During the pandemic’s endless opportunities to walk, I blew through Brandon Sanderson’s “Mistborn” series (on audio) but hesitated on brink of his “The Way of Kings.” Patrick Rothfuss is delivering the goods in his Kingkiller Chronicle trilogy but he’s only two-thirds finished. So, Abercrombie it will be when next I get the epic itch.
The attraction of epics is much the same as those of Patrick O’Brian’s 20 works built around British naval officers Jack Aubrey and Stephen Maturin: The writers create entire worlds around a few central characters and a long list of recurring friends, lovers, competitors and enemies. “For the past 30 years the greatest novelists writing in English,” asserted playwright David Mamet, “have been genre writers: John le Carré, George Higgins and Patrick O’Brian.” From Mamet, that’s quite a tribute.
Thriller authors, like Daniel Silva and Brad Thor, have legions addicted to their knowledge and storytelling prowess. C.J. Box’s books deliver an understanding of the mountain west not easily available to city folk on the coasts — and an unlikely hero in Joe Pickett. And I inhaled “Ridgeline,” the new historical fiction by Michael Punke (author of “The Revenant”), about an 1866 battle in Wyoming’s Powder River Valley between the Lakota and the U.S. Army.
These writers are terrifyingly prolific — add up their titles and ask yourself, “How do they do it?”
They serve the need for the human imagination to travel far from whatever reality it inhabits day to day.
Nonfiction writers broaden our horizons, too, but their work is both harder and easier to absorb.

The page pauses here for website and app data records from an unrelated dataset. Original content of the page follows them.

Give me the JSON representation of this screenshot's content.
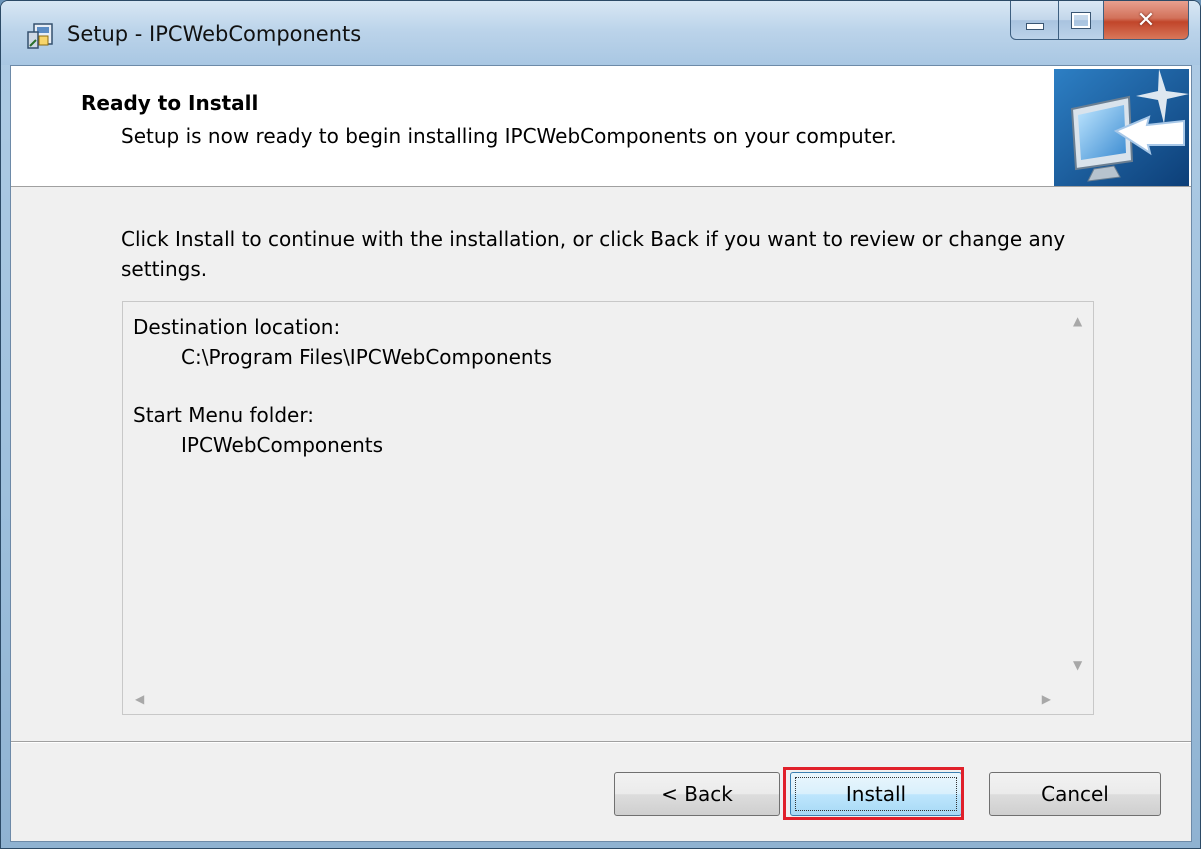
{
  "window": {
    "title": "Setup - IPCWebComponents",
    "controls": {
      "minimize": "minimize-icon",
      "maximize": "maximize-icon",
      "close": "close-icon"
    },
    "accent_color": "#c1452a"
  },
  "header": {
    "title": "Ready to Install",
    "subtitle": "Setup is now ready to begin installing IPCWebComponents on your computer.",
    "image": "monitor-install-icon"
  },
  "body": {
    "instructions": "Click Install to continue with the installation, or click Back if you want to review or change any settings."
  },
  "memo": {
    "destination_label": "Destination location:",
    "destination_value": "C:\\Program Files\\IPCWebComponents",
    "start_menu_label": "Start Menu folder:",
    "start_menu_value": "IPCWebComponents"
  },
  "buttons": {
    "back": "< Back",
    "install": "Install",
    "cancel": "Cancel",
    "highlight_color": "#e0202a"
  }
}
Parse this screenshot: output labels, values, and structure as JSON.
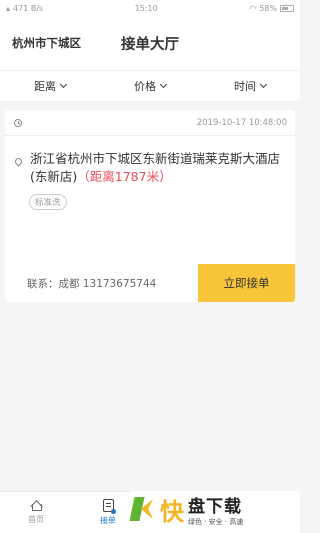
{
  "status_bar": {
    "network_speed": "471 B/s",
    "time": "15:10",
    "battery": "58%"
  },
  "header": {
    "city": "杭州市下城区",
    "title": "接单大厅"
  },
  "filters": [
    {
      "label": "距离"
    },
    {
      "label": "价格"
    },
    {
      "label": "时间"
    }
  ],
  "order": {
    "datetime": "2019-10-17 10:48:00",
    "address": "浙江省杭州市下城区东新街道瑞莱克斯大酒店(东新店)",
    "distance": "（距离1787米）",
    "tag": "标准洗",
    "contact": "联系：成都  13173675744",
    "accept_label": "立即接单"
  },
  "tabbar": {
    "home_label": "首页",
    "orders_label": "接单"
  },
  "watermark": {
    "logo_char": "快",
    "main": "盘下载",
    "sub": "绿色 · 安全 · 高速"
  },
  "colors": {
    "accent": "#f8c438",
    "distance": "#f04b5a",
    "active_tab": "#1b77c5"
  }
}
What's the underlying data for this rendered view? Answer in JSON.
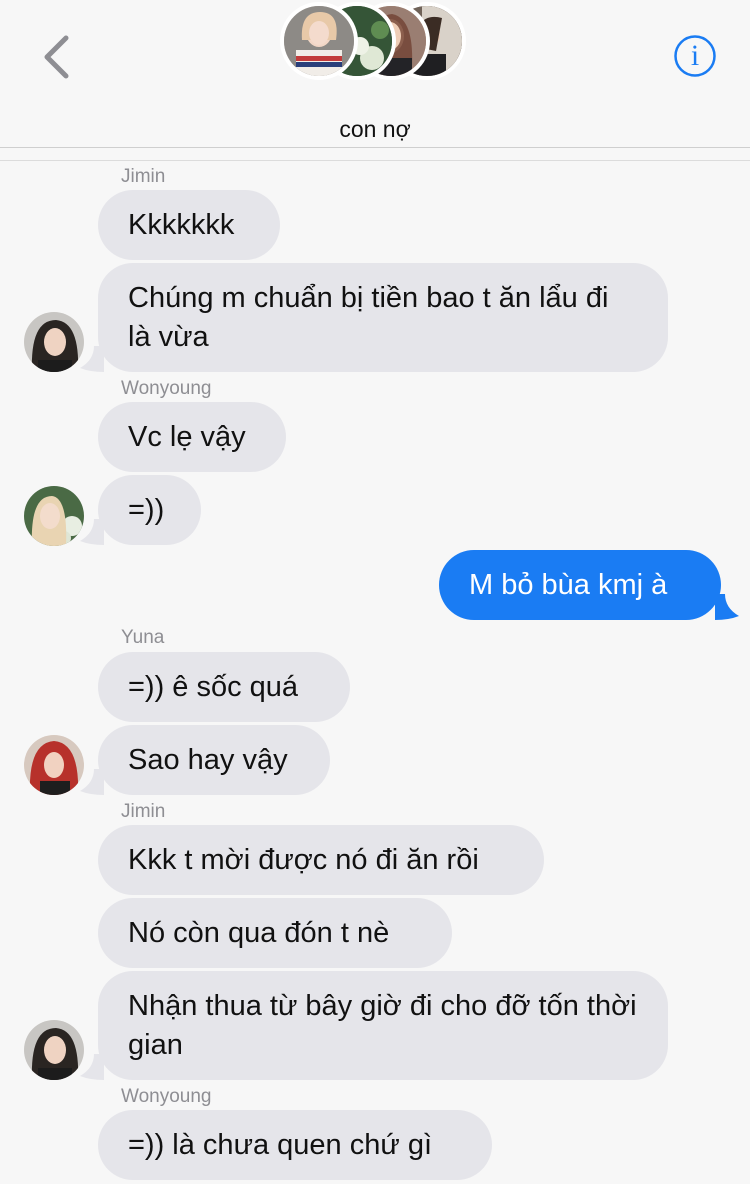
{
  "header": {
    "title": "con nợ",
    "back_icon": "chevron-left-icon",
    "info_icon": "info-icon",
    "info_glyph": "i",
    "accent": "#1a7cf3"
  },
  "messages": [
    {
      "sender": "Jimin"
    },
    {
      "text": "Kkkkkkk"
    },
    {
      "text": "Chúng m chuẩn bị tiền bao t ăn lẩu đi là vừa"
    },
    {
      "sender": "Wonyoung"
    },
    {
      "text": "Vc lẹ vậy"
    },
    {
      "text": "=))"
    },
    {
      "text": "M bỏ bùa kmj à"
    },
    {
      "sender": "Yuna"
    },
    {
      "text": "=)) ê sốc quá"
    },
    {
      "text": "Sao hay vậy"
    },
    {
      "sender": "Jimin"
    },
    {
      "text": "Kkk t mời được nó đi ăn rồi"
    },
    {
      "text": "Nó còn qua đón t nè"
    },
    {
      "text": "Nhận thua từ bây giờ đi cho đỡ tốn thời gian"
    },
    {
      "sender": "Wonyoung"
    },
    {
      "text": "=)) là chưa quen chứ gì"
    }
  ],
  "colors": {
    "incoming_bubble": "#e5e5ea",
    "outgoing_bubble": "#1a7cf3",
    "background": "#f7f7f7"
  }
}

Three nonfiction books have made it on to my “necessary bookshelf” this year — works that need to be read to understand our age: Niall Ferguson’s “Doom,” Josh Rogin’s “Chaos Under Heaven” and Joby Warrick’s “Red Line” can grip as tightly as any thriller, but the reader has to take mental notes if not actual ones.
These books form the basis of important — and official — conversations in our national politics, and the details matter.
Where does this leave fantasy epics? Their purpose, beyond pure entertainment, is construction of a moral universe different from ours, with different gods and dilemmas; rituals and standards, tests, triumphs and failures. Many of the epic fantasies construct vast archipelagoes of competing regimes that, while hardly as helpful as Aristotle’s “Politics,” still dance around the ancient and central question of what form of government is best. Machiavelli is embedded in these tales, as is Rousseau. Very few Thomas Jeffersons, quite a few Stalins and Maos, and occasionally the attempt at the genuinely heroic.
Mostly they give space to roam far from 2021 — or 1968, when I read Tolkien for the first time. For some (not me), escape means science fiction; others have their own guilty pleasures. But as summer approaches, and if you’ve read everything by Dickens or you are done with Evelyn Waugh, take Douthat’s advice (with his disclaimer about Abercrombie’s grown-up content) and try something completely different.
What can it cost you, save the price of a book and a few hours away from Twitter and Instagram?